Reviewer: Mr. Jan Peczkis
The Widely-Read and Highly-Acclaimed Jerzy Kosinski vel Lewinkopf’s PAINTED BIRD: A Rescued Polish Jew Who Expressed His Gratitude By Slandering His Rescuers. His Peasants- Are-Evil Mendacity Lives on in the Recent Media-Touted Pronouncements of Jan T. Gross, Jan Grabowski, and Barbara Engelking
This book surveys Kosinski’s early life, his new life in the US, his travels, his celebrity status, his sexual libertinism, and his suicide. That latter is portrayed as a well-planned event.
ONCE AGAIN, TELLING LIES FOR A BETTER ANTI-POLISH STORY
Author James Sloan comments: “Only Kosinski knew that the peasants he had encountered, while certainly no angels, had been nothing like the villains depicted in his novel.” (p. 421). The incident about the altar-boy Kosinski being thrown into a pit of excrement, for accidentally dropping a missal, is admittedly fictional. (p. 36). For more on the specifics of Kosinski’s mendacity, read the detailed English-language Peczkis review of Czarny ptasior (THE UGLY BLACK BIRD).
JOINING THE ZYDOKOMUNA: “YOU KNEW I WAS A SNAKE”
The Soviet occupation followed the German occupation. Here is how the Lewinkopf family expressed their gratitude for the Polish rescue of Jerzy and other Jews:
Jerzy’s father, Mieczyslaw (Moishe) Lewinkopf, joined the overcrowded ranks of rescued Jews who turned against the Polish nation by becoming actively Communist (p. 49, 53), thus making himself complicit in the Soviet subjugation and oppression of Poland. (Sloan sugar-coats participation in Communism as a manifestation of anti-fascism and idealism: pp. 46-47). Oh, please!

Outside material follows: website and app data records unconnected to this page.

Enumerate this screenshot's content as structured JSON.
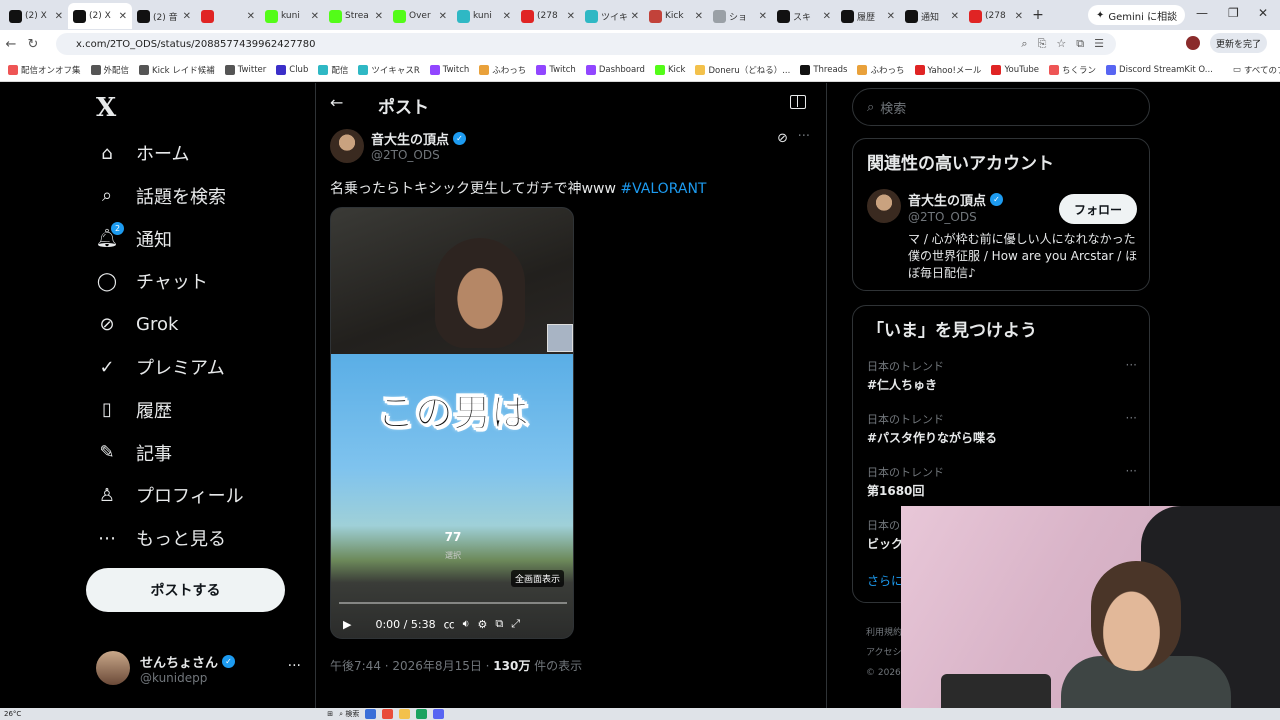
{
  "browser": {
    "tabs": [
      {
        "label": "(2) X",
        "color": "#111"
      },
      {
        "label": "(2) X",
        "color": "#111",
        "active": true
      },
      {
        "label": "(2) 音",
        "color": "#111"
      },
      {
        "label": "",
        "color": "#e02424"
      },
      {
        "label": "kuni",
        "color": "#53fc18"
      },
      {
        "label": "Strea",
        "color": "#53fc18"
      },
      {
        "label": "Over",
        "color": "#53fc18"
      },
      {
        "label": "kuni",
        "color": "#2fb8c4"
      },
      {
        "label": "(278",
        "color": "#e02424"
      },
      {
        "label": "ツイキ",
        "color": "#2fb8c4"
      },
      {
        "label": "Kick",
        "color": "#c2423a"
      },
      {
        "label": "ショ",
        "color": "#9aa0a6"
      },
      {
        "label": "スキ",
        "color": "#111"
      },
      {
        "label": "履歴",
        "color": "#111"
      },
      {
        "label": "通知",
        "color": "#111"
      },
      {
        "label": "(278",
        "color": "#e02424"
      }
    ],
    "new_tab": "+",
    "gemini_label": "Gemini に相談",
    "url": "x.com/2TO_ODS/status/2088577439962427780",
    "update_label": "更新を完了",
    "bookmarks": [
      {
        "label": "配信オンオフ集",
        "color": "#e55"
      },
      {
        "label": "外配信",
        "color": "#555"
      },
      {
        "label": "Kick レイド候補",
        "color": "#555"
      },
      {
        "label": "Twitter",
        "color": "#555"
      },
      {
        "label": "Club",
        "color": "#3b2fc9"
      },
      {
        "label": "配信",
        "color": "#2fb8c4"
      },
      {
        "label": "ツイキャスR",
        "color": "#2fb8c4"
      },
      {
        "label": "Twitch",
        "color": "#9146ff"
      },
      {
        "label": "ふわっち",
        "color": "#e9a13b"
      },
      {
        "label": "Twitch",
        "color": "#9146ff"
      },
      {
        "label": "Dashboard",
        "color": "#9146ff"
      },
      {
        "label": "Kick",
        "color": "#53fc18"
      },
      {
        "label": "Doneru（どねる）...",
        "color": "#f3c14b"
      },
      {
        "label": "Threads",
        "color": "#111"
      },
      {
        "label": "ふわっち",
        "color": "#e9a13b"
      },
      {
        "label": "Yahoo!メール",
        "color": "#e02424"
      },
      {
        "label": "YouTube",
        "color": "#e02424"
      },
      {
        "label": "ちくラン",
        "color": "#e55"
      },
      {
        "label": "Discord StreamKit O...",
        "color": "#5865f2"
      }
    ],
    "all_bookmarks": "すべてのブックマーク"
  },
  "leftnav": {
    "logo": "X",
    "items": [
      {
        "label": "ホーム",
        "icon": "home-icon",
        "glyph": "⌂"
      },
      {
        "label": "話題を検索",
        "icon": "search-icon",
        "glyph": "⌕"
      },
      {
        "label": "通知",
        "icon": "bell-icon",
        "glyph": "🔔︎",
        "badge": "2"
      },
      {
        "label": "チャット",
        "icon": "chat-icon",
        "glyph": "◯"
      },
      {
        "label": "Grok",
        "icon": "grok-icon",
        "glyph": "⊘"
      },
      {
        "label": "プレミアム",
        "icon": "premium-icon",
        "glyph": "✓"
      },
      {
        "label": "履歴",
        "icon": "bookmark-icon",
        "glyph": "▯"
      },
      {
        "label": "記事",
        "icon": "article-icon",
        "glyph": "✎"
      },
      {
        "label": "プロフィール",
        "icon": "profile-icon",
        "glyph": "♙"
      },
      {
        "label": "もっと見る",
        "icon": "more-icon",
        "glyph": "⋯"
      }
    ],
    "post_button": "ポストする",
    "account": {
      "name": "せんちょさん",
      "handle": "@kunidepp",
      "more": "···"
    }
  },
  "main": {
    "header_title": "ポスト",
    "back": "←",
    "author": {
      "name": "音大生の頂点",
      "handle": "@2TO_ODS"
    },
    "text": "名乗ったらトキシック更生してガチで神www ",
    "hashtag": "#VALORANT",
    "video": {
      "caption": "この男は",
      "overlay_number": "77",
      "overlay_sub": "選択",
      "tooltip": "全画面表示",
      "time": "0:00 / 5:38",
      "progress": 0
    },
    "meta": {
      "time": "午後7:44 · 2026年8月15日 · ",
      "views": "130万",
      "views_suffix": " 件の表示"
    }
  },
  "right": {
    "search_placeholder": "検索",
    "related": {
      "title": "関連性の高いアカウント",
      "name": "音大生の頂点",
      "handle": "@2TO_ODS",
      "follow": "フォロー",
      "bio": "マ / 心が枠む前に優しい人になれなかった僕の世界征服 / How are you Arcstar / ほぼ毎日配信♪"
    },
    "trends": {
      "title": "「いま」を見つけよう",
      "items": [
        {
          "category": "日本のトレンド",
          "name": "#仁人ちゅき"
        },
        {
          "category": "日本のトレンド",
          "name": "#パスタ作りながら喋る"
        },
        {
          "category": "日本のトレンド",
          "name": "第1680回"
        },
        {
          "category": "日本の",
          "name": "ビック"
        }
      ],
      "show_more": "さらに"
    },
    "footer": [
      "利用規約",
      "アクセシ",
      "© 2026"
    ]
  },
  "taskbar": {
    "weather": "26°C",
    "search": "検索"
  }
}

The criminality and terror of Communism had by then been well-known, if not long before–not to mention the fact that anyone supporting Communism was well aware of the fact that it was odious to the vast majority of Poles.) Moishe Lewinkopf also associated with Jerzy Urban, another Jewish Communist. (pp. 5859). (Urban later became a pornographer, editor of the magazine NIE!, and a well-known vicious anti-Catholic slanderer of Pope John Paul II.)
GERMAN GUILT DIFFUSION
Surprise. Surprise. When THE PAINTED BIRD came out, its German-language edition was well received. (pp. 234-236). (Decades later, after the present book was written, Gross’ NEIGHBORS also came out in a German-language edition that was enthusiastically received.) This clearly served a need: To relativize German conduct and dilute German guilt in the murder of 6 million Jews–by making lurid, mostly-bogus, relatively-trivial accusations against Poles.
MORE POLONOPHOBIC RERUNS
The same anti-Polish and anti-peasant themes of THE PAINTED BIRD showed up in Lanzmann’s SHOAH. Kosinski gave an evasive answer when asked about the objectivity of the latter. (p. 419).
Kosinski’s I-am-a-constant-victim-of-Poles fibs continued. He changed his story about his NY apartment invaded by a bunch of Polish goons, first saying that he used a gun to scare away the assailants, and then saying that he never had a gun (p. 245).
KOSINSKI/LEWINKOPF: A JEWISH NIHILIST WHO LOVED TO OFFEND JEWS AS WELL AS POLES?
Sloan portrays Kosinski as a man confused about his heritage, and a loose cannon prone to offend both Poles and Jews. (Yes, but the former offensiveness has enjoyed far greater publicity. THE PAINTED BIRD is still widely read, and is used in American classrooms. The latter is long forgotten.) In terms of the specifics of the latter, Kosinski favored a universal theme for the remembrance of Auschwitz in preference to a Judeocentric one (p. 419).
FOR ONCE, KOSINSKI VEL LEWINKOPF DOES NOT BLAME EVERYTHING ON THE POLES
Kosinski suggested that Jewish snobbery provoked Polish anti-Semitism (p. 409). Really? Finally: “At one point in Jerusalem when a reporter asked what the Poles had done to save the Jews during the war, Kosinski snapped: `What did the Jews do to save the Poles?'” (p. 420). Touche!